She came to the surface and spoke something to the ship’s computer; Nickolai recognized it as Pendorian, and caught the word ‘lights.’ Sure enough, the lights dimmed to about one-quarter, and shifted spectrum slightly into the red. He noticed that both the heat and the humidity were rising.
She swam back towards him, and he thought the look on her face was more thoughtful, concerned maybe. “Hi,” she said yet again.
“You said that already.”
“I know,” she said. “Come here.” She swam towards the shallow end, where there was an impressive semi-circle of steps leading out of the water. She sat down. “Look, I-“
“Found you, ringworm!” Nickolai spun in the water to find the kid from the arcade standing there, with three friends.
“What do you want?” Jofuran asked. Nickolai distinctly heard frustration and anger in her voice.

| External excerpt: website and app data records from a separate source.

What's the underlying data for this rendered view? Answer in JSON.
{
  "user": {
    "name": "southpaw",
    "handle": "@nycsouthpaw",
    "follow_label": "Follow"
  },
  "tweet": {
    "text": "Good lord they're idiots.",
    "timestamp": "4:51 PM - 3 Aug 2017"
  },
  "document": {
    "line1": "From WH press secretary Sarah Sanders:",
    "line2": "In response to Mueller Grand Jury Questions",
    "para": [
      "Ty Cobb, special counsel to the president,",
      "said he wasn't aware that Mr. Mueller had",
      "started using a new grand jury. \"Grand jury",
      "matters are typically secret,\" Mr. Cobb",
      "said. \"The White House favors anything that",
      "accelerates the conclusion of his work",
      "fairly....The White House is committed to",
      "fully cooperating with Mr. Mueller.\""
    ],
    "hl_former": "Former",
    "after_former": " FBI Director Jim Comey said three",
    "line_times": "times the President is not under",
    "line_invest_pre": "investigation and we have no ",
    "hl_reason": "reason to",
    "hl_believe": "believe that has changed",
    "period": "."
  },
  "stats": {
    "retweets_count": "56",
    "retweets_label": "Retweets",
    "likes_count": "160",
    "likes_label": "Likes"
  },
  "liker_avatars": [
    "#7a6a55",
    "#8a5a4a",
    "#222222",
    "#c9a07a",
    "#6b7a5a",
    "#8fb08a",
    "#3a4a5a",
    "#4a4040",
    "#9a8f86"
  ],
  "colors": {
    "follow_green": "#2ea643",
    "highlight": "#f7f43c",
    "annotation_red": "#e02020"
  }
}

“I think he wants trouble,” Nickolai said quietly.
Jofuran put her hand on his knee. “I know,” she said with a low voice. “There’s another door out of here, on the right side. If we need to, take it.”
The kid began walking very slowly over to the edge of the pool and said, “We’re going to teach you a lesson, ringworm. You don’t go wailing on your patrons.”
“I’m gonna be sick,” Jofuran said to him quietly, smiling. She raised her voice and said, “You know how well trained Pendorians are, don’t you? You know how strong we are and how well built we are. We’re not prags like you are, mudballer. You and your friends wanna see how well made a Pendorian is? Come on.” She stood up and said, “Come on, mudballer. I’ll rip your heart out and eat it. I could be a psi and fry your brain up for an appetizer, y’never know. Come on.”
The kid paused. “Sure you are.”
“Hey, I could be,” Jofuran replied, spreading her arms wide. “Or I could just be well trained. Come on, do you have the balls your ape ancestors did, or are you just another modern mudball marshmallow?”
“Hey, at least I have ancestors.”
“Yeah, and I have engineering. Come on, come on.” She was smiling now. Nickolai was amazed that short as she was, naked as she was, looking like, well, to be honest, a drowned rat, she was actually intimidating these four!
“Or maybe you’d like to prove your superiority some other way.”
Nickolai looked up. What was she saying?
“Well, you looked hot to play the Mech simulator. How about an arena battle? Equal tonnage, your four against our two.”
The kid smiled and said, “I could do that. Two versus two.”
Jofuran returned the dark smile and said, “It’s a deal. Weight?”
“Two hundred tons.”
Nickolai smiled. Why did it figure? “Level Five,” Jofuran said.
“Five?” the kid asked, suddenly much less certain. People who played in level five terrain usually knew what they were doing.
“What’s wrong, can’t fight unless the sun is shining and the birds are chirping?” Jofuran taunted.
“I can play in any kind of weather I like,” the kid sneered, his resolve apparently returning. “Five.”
“Tomorrow, sixteen PST” Jofuran said.
“Be there, ringworm. We’ll kill you.”
“My name’s not ‘ringworm,’ prag. It’s Joey. Use it.”
“Then don’t call me prag, bitch. It’s Matseh.”
“I’ll use it when you earn it, cryokill.”
After the four of them had backed out, Nickolai turned and said, “Are you crazy? You don’t even know how good they are. Maybe they cheat; it’s certainly easy enough to alter a warrior card from the outside. You don’t even know if I’m any good!”
She shrugged and said, “So? If we lose, he’ll feel superior and go away. If we win, well, he’ll feel inferior and will probably try to take it out on us physically.”
“Hey, I wasn’t kidding about the training.”
“You would really have hurt them?”
“If I had to.”
Nickolai turned away and said, “Look, let’s get some sleep, then some practice tomorrow, to see how we fight together.”
“Okay,” she said, diving into the water and swimming to the other end of the pool. “See you tomorrow, in the arcade!”
Nickolai merely waved and watched as she climbed out and disappeared through the door to the women’s locker room.